Skills vary for each student's combineFeb. 28, 2001
The futures of 300 of college football's best players were partially determined this week at the National Football League combine in Indianapolis. I say 'partially' because many of the top players will wait for individual workout days later in the spring to try and wow scouts under the most comfortable surroundings.
But hearing about who had the fastest 40 meter time or who kicked the longest field goal got me thinking, which, admittedly, is a pretty dangerous thing. Still, the question dawned on me: What if regular students, not just student-athletes, had to go to a combine to determine their draft position for the real world?
The combine for journalism majors, for example, would be pretty straightforward. We're always going to be chasing after our interviews, so our 40-yard dash time would be very important. For those students wishing to cover politics, however, the endurance to stay with the president on three-mile jogs would take center-stage. Additionally, knowing more Associated Press style than the next guy might make the difference between going in the seventh round or getting invited to training camp as a street free agent.
The combine would have to apply to all majors though. So as a public service, here are the rough requirements for a first-round pick in some of the most popular majors at Baylor. Of course, all my findings are based on extensive interviews with real NFL executives.
English major: Identify the author, primary characters and overall theme of 15 great American novels in 30 minutes. Be able to do 10 reps of 225 pounds on the bench press (great American novels are also heavy American novels).
Business major: Have a plan to renegotiate five contracts to get your team under the salary cap. Eyesight of 20-20 is mandatory (small print regarding deferred money and performance bonuses is killer on the baby-blues).
Music major: Be able to whistle Beethoven's first five symphonies. The ability to sing the national anthem a la former Green Bay Packer Esera Tuaolo will also increase your draft value (and give you important leverage in talks for your contract extension).
Premedical major: I know it's not technically a major, but work with me here. In preparation for your days as an intern, premedical students will stay up for 36 consecutive hours playing the game Operation. You'll also have to run endless pass patterns to demonstrate your precision and soft hands (note to would-be surgeons: one dropped pass and you're looking at fourth-round money. Hospitals can't afford your stonehands).

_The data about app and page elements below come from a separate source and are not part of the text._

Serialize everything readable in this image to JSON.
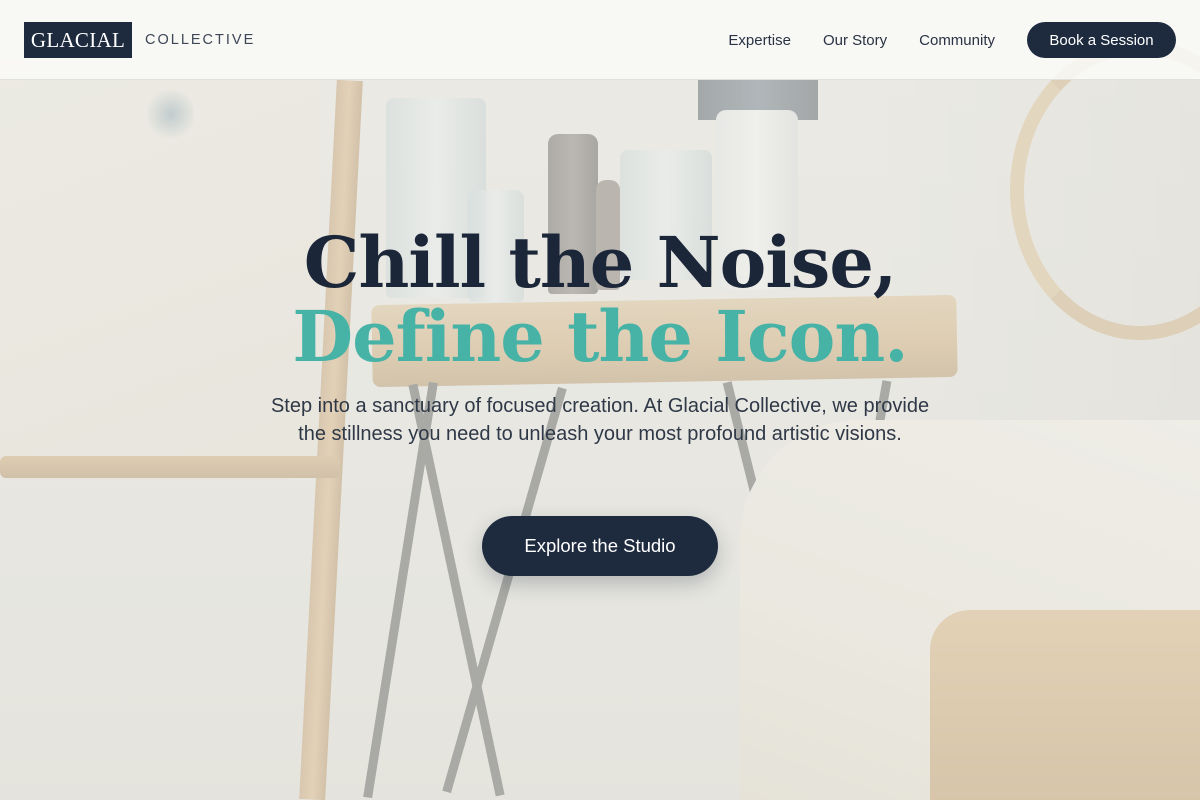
{
  "header": {
    "brand_main": "GLACIAL",
    "brand_sub": "COLLECTIVE",
    "nav": [
      "Expertise",
      "Our Story",
      "Community"
    ],
    "cta_label": "Book a Session"
  },
  "hero": {
    "headline_line1": "Chill the Noise,",
    "headline_line2": "Define the Icon.",
    "description": "Step into a sanctuary of focused creation. At Glacial Collective, we provide the stillness you need to unleash your most profound artistic visions.",
    "button_label": "Explore the Studio"
  },
  "colors": {
    "navy": "#1e2b3f",
    "teal_accent": "#46b3a6",
    "header_bg": "#fafaf8"
  }
}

Philosophy major: Write a 50-page thesis on the concept of free agency. What is freedom? Can one ever truly break the bonds of a multi-million dollar contract, or does it serve as nothing more than a set of invisible shackles, designed to subjugate you to the basest and most inhuman desires of your employers, I mean oppressors? (You know -- desires like expecting you to come to camp in-shape and honor your contract for more than two years).
I know there are more majors that need to get to be represented at the new academic combine, but this list will have to do for now. I don't know what you're doing for spring break, but I'm going to brush up on the AP stylebook. The measurements and dimensions section has been killing me since I got here.